An analysis by 14 y Medio, a Cuban digital media outlet started by well-known blogger Yoani Sánchez, found that the country’s state-owned telecom company is apparently blocking texts containing words such as “democracy” and “human rights.”
The news site had an array of users throughout the island—from government opponents and activists to non-politically active folks—send texts with terms that could be potentially problematic to the island’s regime. Among them (link in Spanish): “repression,” “dictatorship,” “hunger strike,” “coexistence” (convivencia in Spanish, which is also the name of an independent magazine,) and the names of several dissidents, including Sánchez.
In all instances, texts with the offending words “were lost along the way,” 14 y Medio reported (Spanish) on Sept. 3. Reuters carried out a similar test—with similar results. Government sources were either not available or did not respond to requests for comment by the two news organizations.
The blocked texts highlight the uneven pace of change in Cuba. While the government is gradually letting go of its decades-old anti-US foreign policy, and its aversion for private enterprise, it still seems unable to stomach any challenge to its monopoly on power.
Cubans are already limited in their communications due to the high cost of cell phone service and spotty Internet access. But texts are a relatively cheap and practical way to communicate—if you avoid certain words. There are some three million cell phone users (Spanish) on the island.
14 y Medio’s analysis was prompted by complaints from users who noticed they were being charged for texts that were not delivered. Although Cuba’s cell phone provider Cubacel specifies in its contract that threatening public order and state security is a motive for service suspension, according to 14 y Medio, the customers they spoke with reported never receiving a warning that their messages would blocked if the content was deemed objectionable.
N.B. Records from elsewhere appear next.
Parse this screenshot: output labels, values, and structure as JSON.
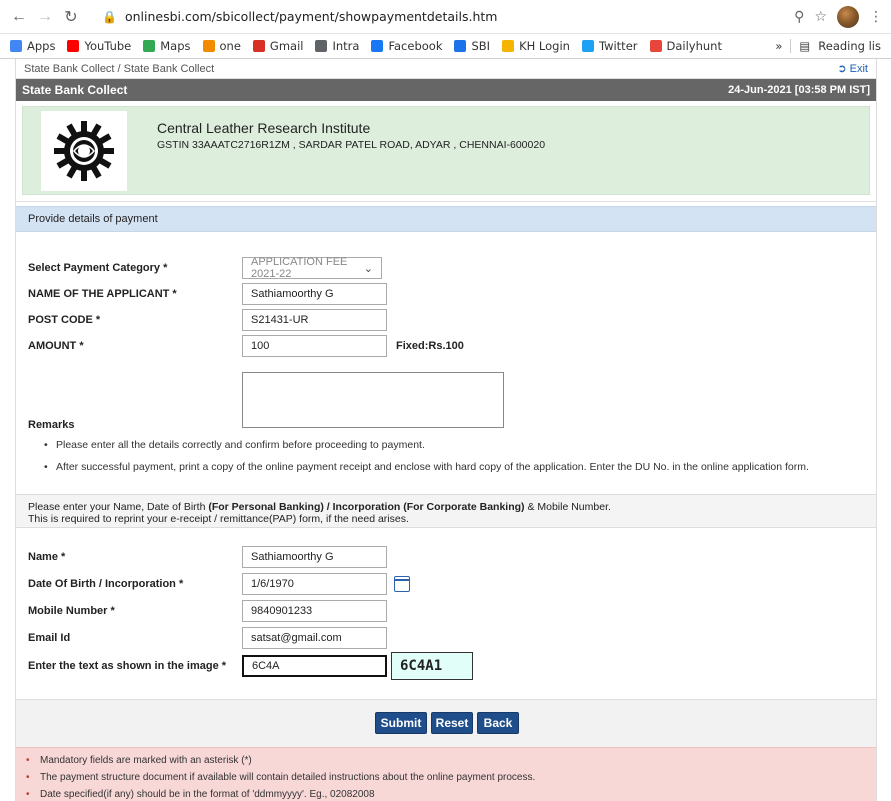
{
  "browser": {
    "url": "onlinesbi.com/sbicollect/payment/showpaymentdetails.htm",
    "bookmarks": [
      {
        "label": "Apps",
        "icon": "apps-grid-icon",
        "color": "#4285f4"
      },
      {
        "label": "YouTube",
        "icon": "youtube-icon",
        "color": "#ff0000"
      },
      {
        "label": "Maps",
        "icon": "maps-pin-icon",
        "color": "#34a853"
      },
      {
        "label": "one",
        "icon": "one-icon",
        "color": "#f28b00"
      },
      {
        "label": "Gmail",
        "icon": "gmail-icon",
        "color": "#d93025"
      },
      {
        "label": "Intra",
        "icon": "globe-icon",
        "color": "#5f6368"
      },
      {
        "label": "Facebook",
        "icon": "facebook-icon",
        "color": "#1877f2"
      },
      {
        "label": "SBI",
        "icon": "sbi-icon",
        "color": "#1a73e8"
      },
      {
        "label": "KH Login",
        "icon": "kh-icon",
        "color": "#f4b400"
      },
      {
        "label": "Twitter",
        "icon": "twitter-icon",
        "color": "#1da1f2"
      },
      {
        "label": "Dailyhunt",
        "icon": "dailyhunt-icon",
        "color": "#e8453c"
      }
    ],
    "overflow": "»",
    "reading_list": "Reading lis"
  },
  "header": {
    "breadcrumb": "State Bank Collect / State Bank Collect",
    "exit": "Exit",
    "title": "State Bank Collect",
    "datetime": "24-Jun-2021 [03:58 PM IST]"
  },
  "institute": {
    "name": "Central Leather Research Institute",
    "address": "GSTIN 33AAATC2716R1ZM , SARDAR PATEL ROAD, ADYAR , CHENNAI-600020"
  },
  "payment": {
    "section_title": "Provide details of payment",
    "category_label": "Select Payment Category *",
    "category_value": "APPLICATION FEE 2021-22",
    "applicant_label": "NAME OF THE APPLICANT *",
    "applicant_value": "Sathiamoorthy G",
    "post_label": "POST CODE *",
    "post_value": "S21431-UR",
    "amount_label": "AMOUNT *",
    "amount_value": "100",
    "amount_note": "Fixed:Rs.100",
    "remarks_label": "Remarks",
    "notes": [
      "Please enter all the details correctly and confirm before proceeding to payment.",
      "After successful payment, print a copy of the online payment receipt and enclose with hard copy of the application. Enter the DU No. in the online application form."
    ]
  },
  "personal": {
    "info_pre": "Please enter your Name, Date of Birth ",
    "info_bold1": "(For Personal Banking) / Incorporation (For Corporate Banking)",
    "info_post": "  & Mobile Number.",
    "info_line2": "This is required to reprint your e-receipt / remittance(PAP) form, if the need arises.",
    "name_label": "Name *",
    "name_value": "Sathiamoorthy G",
    "dob_label": "Date Of Birth / Incorporation *",
    "dob_value": "1/6/1970",
    "mobile_label": "Mobile Number *",
    "mobile_value": "9840901233",
    "email_label": "Email Id",
    "email_value": "satsat@gmail.com",
    "captcha_label": "Enter the text as shown in the image *",
    "captcha_input": "6C4A",
    "captcha_image": "6C4A1"
  },
  "actions": {
    "submit": "Submit",
    "reset": "Reset",
    "back": "Back"
  },
  "footer_notes": [
    "Mandatory fields are marked with an asterisk (*)",
    "The payment structure document if available will contain detailed instructions about the online payment process.",
    "Date specified(if any) should be in the format of 'ddmmyyyy'. Eg., 02082008"
  ]
}
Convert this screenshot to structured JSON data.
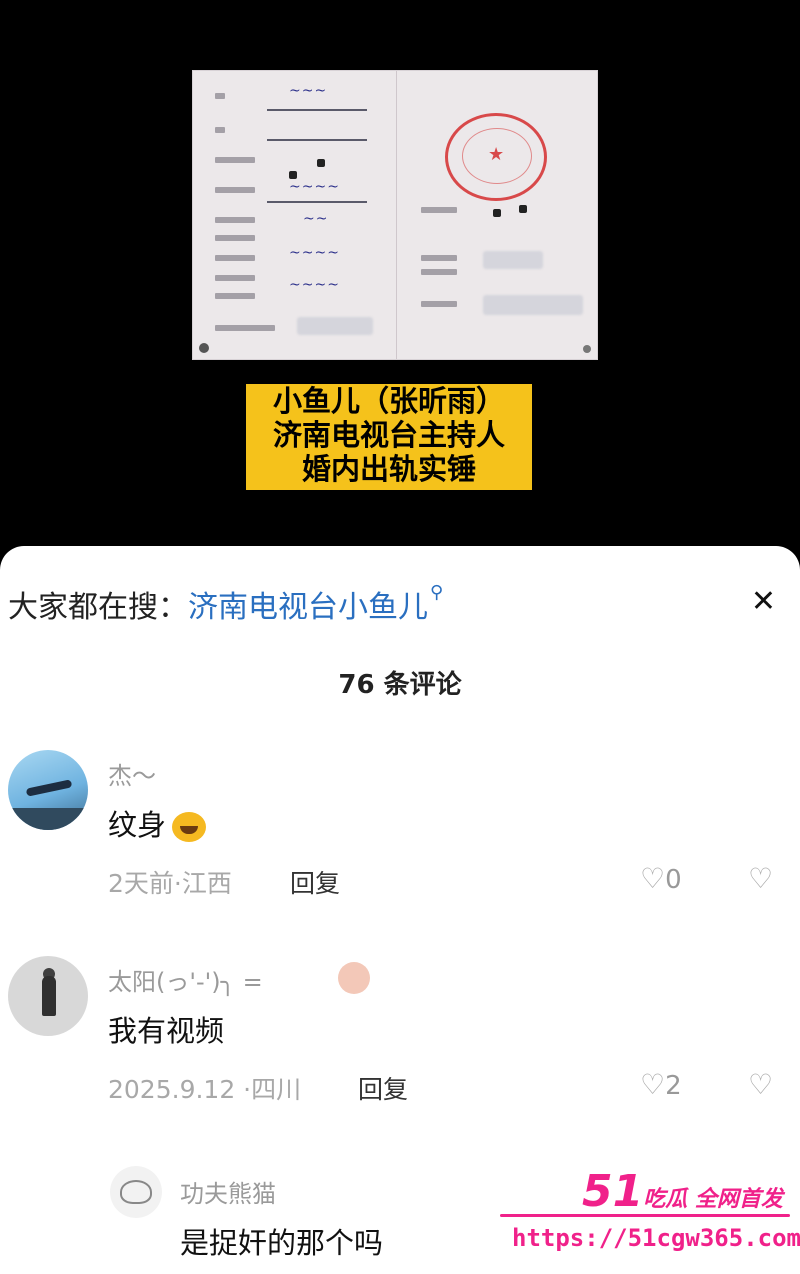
{
  "video": {
    "caption_lines": [
      "小鱼儿（张昕雨）",
      "济南电视台主持人",
      "婚内出轨实锤"
    ]
  },
  "search": {
    "prefix": "大家都在搜：",
    "term": "济南电视台小鱼儿",
    "icon": "search-icon"
  },
  "close_icon": "close-icon",
  "comment_count": "76 条评论",
  "comments": [
    {
      "name": "杰～",
      "text": "纹身",
      "emoji": "laughing-crying-emoji",
      "meta": "2天前·江西",
      "reply": "回复",
      "likes": "0"
    },
    {
      "name": "太阳(っ'-')╮ =",
      "text": "我有视频",
      "meta": "2025.9.12 ·四川",
      "reply": "回复",
      "likes": "2"
    },
    {
      "name": "功夫熊猫",
      "text": "是捉奸的那个吗"
    }
  ],
  "watermark": {
    "brand_num": "51",
    "brand_text": "吃瓜 全网首发",
    "url": "https://51cgw365.com"
  },
  "colors": {
    "link": "#2a6fc0",
    "caption_bg": "#f5c21b",
    "watermark": "#f0218a"
  }
}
“How many misunderstandings between couples, domestic fights, and unfulfilled professional tasks have been due to the filtering of words that include last names like ‘Biscet'”—the name of a well-known government critic—”and terms like ‘plebiscite?'”said the 14 y Medio report, which was written by Sánchez and a colleague.
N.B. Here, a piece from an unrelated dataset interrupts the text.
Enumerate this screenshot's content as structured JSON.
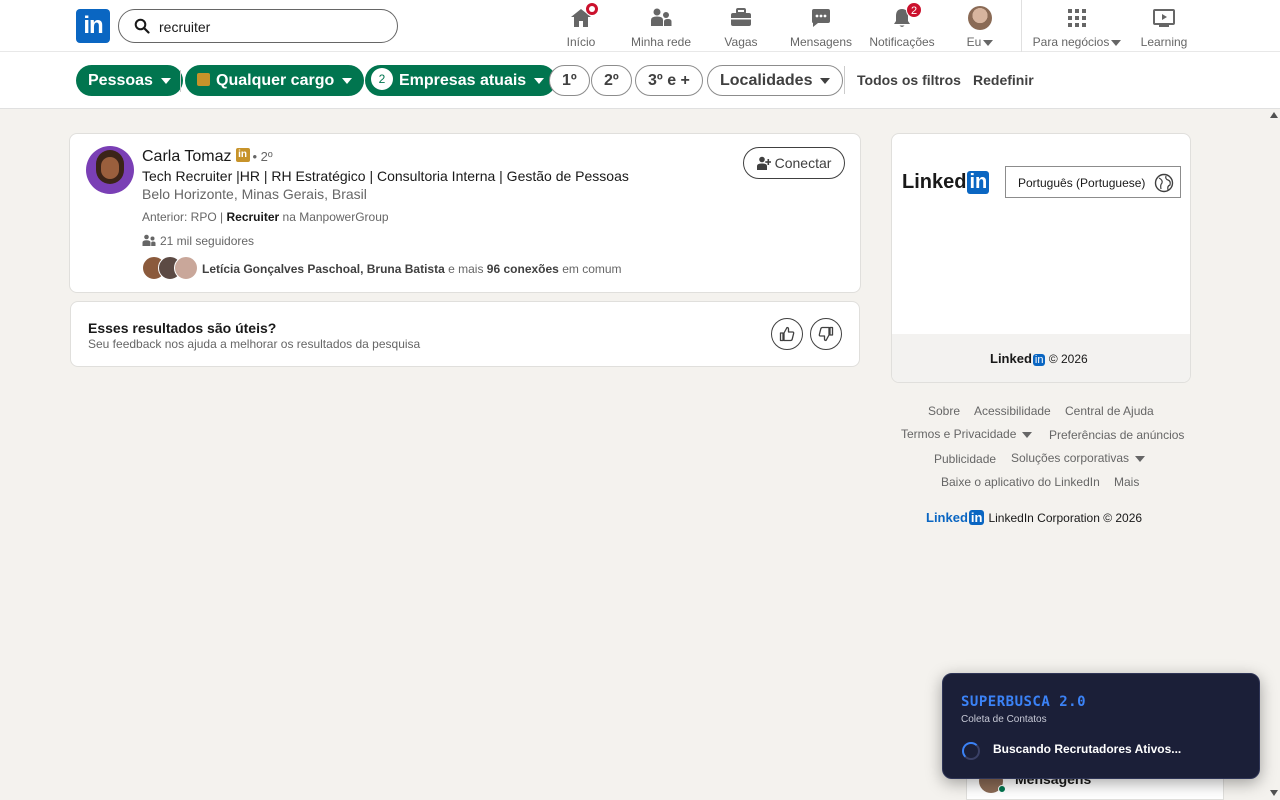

As frustrating as the discovery of the text monitoring is for many Cubans, they will likely find a way around it. That’s what they’ve been doing to throw off government minders for years, long before electronic media. For example, “aspirin” is used in communication of all sorts in lieu of ”police patrol car,” and “red fabric” means beef, which is highly-rationed and coveted.